Fed by clickbait stories and social media frenzies, hospitals became objects of infamy. I watched my friends’ hearts break. “Clients are becoming increasingly aggressive and are not always fired [termination of the practice-client relationship] for their threatening behavior to the ER staff. It has left me dreading going into work when I actually love what I do,” Kelly Powers, an emergency and critical care coordinator at a specialty clinic in Illinois admitted. Voices begged for reason, for common sense, for human decency. My hands shook in disbelief.
I felt divided: Part of me breathed a sigh of relief to be free of the disaster, but I also squirmed in guilt to feel such liberation, knowing my friends were suffering. I wanted to rage against the ignorance of individuals who understood nothing of the professionals they were harming, but I was also embarrassed to reflect on moments when I lost my patience with staff for forgetting I was sitting in my car two hours past my appointment time.
What was human nature, and what was the fault of stressful situations? Did one justify the other or was there always a need to balance emotion with empathy?
I was afraid I didn’t have an answer.

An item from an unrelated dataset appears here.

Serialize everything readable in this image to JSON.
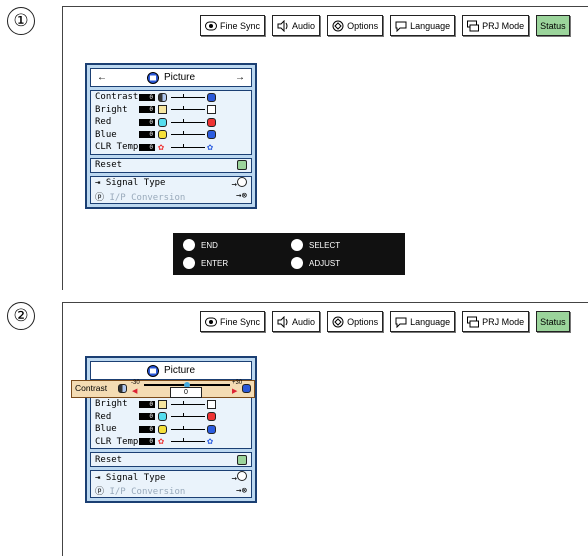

“Firefly’s SNAP cPL is high, so he has pancreatitis,” the doctor told me. He adjusted his mask as he leaned against the car. “I’m going to send you home with an appetite stimulant and Cerenia to help with nausea. If he doesn’t start eating, I want you to have a copy of his radiographs and lab work.” He took out his phone. “What’s your number?”
I lifted an eyebrow. “I’ll have your cell number if you send me the images.”
He smiled. “Your baby’s sick, and that’s what matters. I don’t want to get to tomorrow, and you can’t reach us.” He shrugged. “Besides, you were a technician. I trust your discretion.”
I showed Tim the number when I got home. Then I collapsed on the couch. “I feel terrible for being so pushy this morning.” I covered my face with my hands. “Do you think I should send an apology card?”
“I think they understand,” Tim said.
“There’s a difference, though,” I protested. “Just because they understand my worry doesn’t make it acceptable for me to be a pain in the ass. I know better than to behave like that. I’ve been one of them ― I’ve worked an insane Saturday shift where everyone wants everything Right. This. Minute. It’s on me to be a model client.”
He hugged me. “Or maybe, this time, it’s on you to be a worried pet parent.”
“Can’t I be both?”
We both froze as we heard the telltale sound of a cat at the kibble bowls. Tiptoeing to the kitchen, we peered around the door jamb. Firefly was carefully taking bites. Tears blurred my vision as we gripped each other’s hands.
“This time, I think the situation needed a pet parent,” he admitted. “You can go back to being a model client tomorrow.”
I still struggle when emotions — especially fear — take over my brain when dealing with the healthcare of my pets. Because I need to demonstrate empathy to veterinary staff. It isn’t easy to decide which side “weighs” more.
But I know with absolute certainty that if everyone caring for my pets experiences the same level of burnout that I did, there won’t be anyone like my vet and his staff left. Doctors, technicians, assistants and receptionists who love animals and want nothing more than to heal them.
And that isn’t a world I want to contemplate.
Andria Kennedy is a freelance content writer working to keep her four cats and greyhound in the lifestyle they feel they’re due. Her essays have appeared in Open Minds Quarterly, Electric Lit and The Doe. She’s an advocate of invisible illness, having battled fibromyalgia since her early 20s, and she publishes weekly hermit crab essays on her Substack, Invisible Inks. She has a mostly-ignored Twitter (@antiherokreativ) and an active Instagram (@andriamkennedy).